Nine years of government austerity has had the effect of suppressing GDP by £100bn in 2018/​19

Isolated impact of discretionary fiscal policy on real GDP (2010/11=100), 2010/​11 to 2018/​19

Source: NEF calculations based on Office for Budget Responsibility [OBR](2018) December 2018 Forecast evaluation report – charts and tables’ https://​obr​.uk/​f​e​r​/​f​o​r​e​c​a​s​t​-​e​v​a​l​u​a​t​i​o​n​-​r​e​p​o​r​t​-​d​e​c​e​m​b​e​r​-​2018/ and OBR (2018) Economic and fiscal outlook – October 2018’ https://​obr​.uk/​e​f​o​/​e​c​o​n​o​m​i​c​-​f​i​s​c​a​l​-​o​u​t​l​o​o​k​-​o​c​t​o​b​e​r​-​2018/


Table of NEF calculations
Isolated impact of discretionary fiscal policy on real GDP, 2010/​11 to 2018/​19

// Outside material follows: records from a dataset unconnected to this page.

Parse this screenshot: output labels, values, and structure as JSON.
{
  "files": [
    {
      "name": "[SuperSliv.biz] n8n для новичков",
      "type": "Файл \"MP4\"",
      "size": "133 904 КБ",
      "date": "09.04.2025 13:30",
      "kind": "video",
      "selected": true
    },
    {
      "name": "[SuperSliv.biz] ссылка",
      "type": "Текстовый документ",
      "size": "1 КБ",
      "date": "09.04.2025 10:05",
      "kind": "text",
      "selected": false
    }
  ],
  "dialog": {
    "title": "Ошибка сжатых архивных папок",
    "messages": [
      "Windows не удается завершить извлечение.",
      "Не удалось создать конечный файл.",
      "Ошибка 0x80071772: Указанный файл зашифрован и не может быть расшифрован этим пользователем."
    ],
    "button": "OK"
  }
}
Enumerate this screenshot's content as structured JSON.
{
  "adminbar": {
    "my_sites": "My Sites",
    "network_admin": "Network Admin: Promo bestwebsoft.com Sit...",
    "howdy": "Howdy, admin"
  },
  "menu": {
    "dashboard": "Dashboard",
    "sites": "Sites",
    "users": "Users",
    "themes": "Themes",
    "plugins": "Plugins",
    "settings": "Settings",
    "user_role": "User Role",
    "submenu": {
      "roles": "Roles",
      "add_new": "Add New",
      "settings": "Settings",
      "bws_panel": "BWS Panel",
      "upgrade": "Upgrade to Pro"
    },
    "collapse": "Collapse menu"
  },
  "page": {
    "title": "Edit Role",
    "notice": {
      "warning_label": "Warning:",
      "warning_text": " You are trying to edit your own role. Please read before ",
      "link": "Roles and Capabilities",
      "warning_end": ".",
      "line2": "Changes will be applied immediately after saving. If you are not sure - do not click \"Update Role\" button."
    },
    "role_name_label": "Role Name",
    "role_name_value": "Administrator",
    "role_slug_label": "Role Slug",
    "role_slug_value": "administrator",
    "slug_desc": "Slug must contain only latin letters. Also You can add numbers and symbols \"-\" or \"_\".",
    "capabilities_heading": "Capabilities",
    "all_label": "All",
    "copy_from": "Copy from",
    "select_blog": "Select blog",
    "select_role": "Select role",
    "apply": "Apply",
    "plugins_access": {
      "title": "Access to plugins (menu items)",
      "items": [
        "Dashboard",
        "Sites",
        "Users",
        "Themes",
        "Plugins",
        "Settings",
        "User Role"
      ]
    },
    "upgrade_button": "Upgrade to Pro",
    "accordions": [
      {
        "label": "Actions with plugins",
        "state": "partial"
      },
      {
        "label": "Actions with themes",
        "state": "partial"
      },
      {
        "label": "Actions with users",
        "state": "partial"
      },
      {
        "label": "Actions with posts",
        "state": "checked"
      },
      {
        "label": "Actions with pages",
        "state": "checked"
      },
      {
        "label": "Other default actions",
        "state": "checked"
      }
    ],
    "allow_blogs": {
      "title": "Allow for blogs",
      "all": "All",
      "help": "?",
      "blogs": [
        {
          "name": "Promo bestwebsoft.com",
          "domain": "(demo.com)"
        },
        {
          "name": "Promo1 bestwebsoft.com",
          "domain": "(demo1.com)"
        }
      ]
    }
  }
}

Source: NEF calculations based on OBR (2018) December 2018 Forecast evaluation report – charts and tables’ https://​obr​.uk/​f​e​r​/​f​o​r​e​c​a​s​t​-​e​v​a​l​u​a​t​i​o​n​-​r​e​p​o​r​t​-​d​e​c​e​m​b​e​r​-​2018/, OBR (2018) Economic and fiscal outlook – October 2018’ https://​obr​.uk/​e​f​o​/​e​c​o​n​o​m​i​c​-​f​i​s​c​a​l​-​o​u​t​l​o​o​k​-​o​c​t​o​b​e​r​-​2018/, ONS (2017) Families and households’ https://​www​.ons​.gov​.uk/​p​e​o​p​l​e​p​o​p​u​l​a​t​i​o​n​a​n​d​c​o​m​m​u​n​i​t​y​/​b​i​r​t​h​s​d​e​a​t​h​s​a​n​d​m​a​r​r​i​a​g​e​s​/​f​a​m​i​l​i​e​s​/​d​a​t​a​s​e​t​s​/​f​a​m​i​l​i​e​s​a​n​d​h​o​u​s​e​h​o​l​d​s​f​a​m​i​l​i​e​s​a​n​d​h​o​u​s​e​holds and ONS (2018)’ Overview of the UK population: November 2018’ https://​www​.ons​.gov​.uk/​p​e​o​p​l​e​p​o​p​u​l​a​t​i​o​n​a​n​d​c​o​m​m​u​n​i​t​y​/​p​o​p​u​l​a​t​i​o​n​a​n​d​m​i​g​r​a​t​i​o​n​/​p​o​p​u​l​a​t​i​o​n​e​s​t​i​m​a​t​e​s​/​a​r​t​i​c​l​e​s​/​o​v​e​r​v​i​e​w​o​f​t​h​e​u​k​p​o​p​u​l​a​t​i​o​n​/​n​o​v​e​m​b​e​r2018,
* The forecast for number of households has been estimated by assuming that the ratio of households to individuals in the population remains constant
** This is the isolated effect of discretionary fiscal policy – active changes in policy that affect tax and spending levels – before taking into account any subsequent unwinding of these effects. Normally, the effects of fiscal policy would be expected to unwind over time, largely due to any necessary offsetting action taken from the Bank of England’s Monetary Policy Committee (MPC). However, there is a broad consensus among economists that the ability of the MPC to respond to negative shocks has diminished due to interest rates reaching their effective lower bound since 2009